President Obama wrote an essay on feminism for Glamour’s September issue, reiterating several points he’s made about feminism and equality of the sexes. The essay, which hit on his 55th birthday, provides a personal look at his experiences with the negative effects of gender stereotyping.
“I’ve seen how Michelle has balanced the demands of a busy career and raising a family,” he wrote. “Like many working mothers, she worried about the expectations and judgments of how she should handle the trade-offs, knowing that few people would question my choices.”
The president also acknowledged that when he looks back at their time raising daughters Malia and Sasha, especially in the early years, he was “often away from home serving in the state legislature, while also juggling my teaching responsibilities as a law professor.”
“I can look back now and see that, while I helped out, it was usually on my schedule and on my terms.

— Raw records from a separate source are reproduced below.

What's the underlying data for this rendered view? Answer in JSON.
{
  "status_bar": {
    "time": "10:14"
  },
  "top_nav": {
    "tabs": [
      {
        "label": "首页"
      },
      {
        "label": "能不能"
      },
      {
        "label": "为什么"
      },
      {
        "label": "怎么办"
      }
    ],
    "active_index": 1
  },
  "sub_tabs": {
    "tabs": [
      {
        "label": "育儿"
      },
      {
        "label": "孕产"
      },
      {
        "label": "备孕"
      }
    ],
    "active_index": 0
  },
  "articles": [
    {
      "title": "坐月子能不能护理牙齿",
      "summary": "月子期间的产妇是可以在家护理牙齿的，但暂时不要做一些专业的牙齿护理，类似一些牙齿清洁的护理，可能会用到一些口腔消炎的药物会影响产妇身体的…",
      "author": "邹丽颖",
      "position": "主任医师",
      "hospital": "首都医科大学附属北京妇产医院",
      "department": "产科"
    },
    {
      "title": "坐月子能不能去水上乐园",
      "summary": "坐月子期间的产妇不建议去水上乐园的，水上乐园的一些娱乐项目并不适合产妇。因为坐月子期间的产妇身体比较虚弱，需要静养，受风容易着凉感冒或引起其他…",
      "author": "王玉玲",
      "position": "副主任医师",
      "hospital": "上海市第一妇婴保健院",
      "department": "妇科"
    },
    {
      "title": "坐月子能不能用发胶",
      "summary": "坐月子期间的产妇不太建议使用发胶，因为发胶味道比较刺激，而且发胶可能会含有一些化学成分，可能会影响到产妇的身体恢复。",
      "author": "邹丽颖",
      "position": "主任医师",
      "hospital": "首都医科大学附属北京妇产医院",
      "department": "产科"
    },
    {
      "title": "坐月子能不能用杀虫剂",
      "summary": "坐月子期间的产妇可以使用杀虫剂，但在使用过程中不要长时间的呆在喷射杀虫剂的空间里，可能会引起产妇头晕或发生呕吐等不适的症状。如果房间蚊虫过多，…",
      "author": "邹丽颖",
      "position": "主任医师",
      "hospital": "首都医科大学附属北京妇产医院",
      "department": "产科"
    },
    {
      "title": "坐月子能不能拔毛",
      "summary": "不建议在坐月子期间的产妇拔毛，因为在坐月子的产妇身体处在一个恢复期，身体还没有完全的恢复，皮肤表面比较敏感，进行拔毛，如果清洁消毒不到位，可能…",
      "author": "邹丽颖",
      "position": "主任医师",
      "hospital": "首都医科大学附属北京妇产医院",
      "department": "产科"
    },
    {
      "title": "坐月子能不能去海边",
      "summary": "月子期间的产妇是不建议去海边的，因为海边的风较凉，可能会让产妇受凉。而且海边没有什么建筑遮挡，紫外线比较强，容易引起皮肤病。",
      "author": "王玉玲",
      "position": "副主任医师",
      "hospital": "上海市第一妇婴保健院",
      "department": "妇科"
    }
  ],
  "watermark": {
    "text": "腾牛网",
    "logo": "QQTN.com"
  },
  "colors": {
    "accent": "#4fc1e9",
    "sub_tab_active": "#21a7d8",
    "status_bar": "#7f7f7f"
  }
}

The burden disproportionately and unfairly fell on Michelle.”
It’s a common lament of working mothers and celebrities, including Obama family friends John Legend and Chrissy Teigen, who have asked publicly about the lack of “dad-shaming.”
Obama also admitted another common refrain from well-intentioned men: It’s not until a man has daughters that the real awareness of ” how gender stereotypes pervade our society” starts to sink in.
“You see the subtle and not-so-subtle social cues transmitted through culture. You feel the enormous pressure girls are under to look and behave and even think a certain way.”
He goes on to say that it was important that Sasha and Malia’s “dad is a feminist because now that’s what they expect of all men.”
Equally important, we would offer, is for all girls and boys see that the leader of their country is a vocal feminist so that the next generation knows what to expect of all people.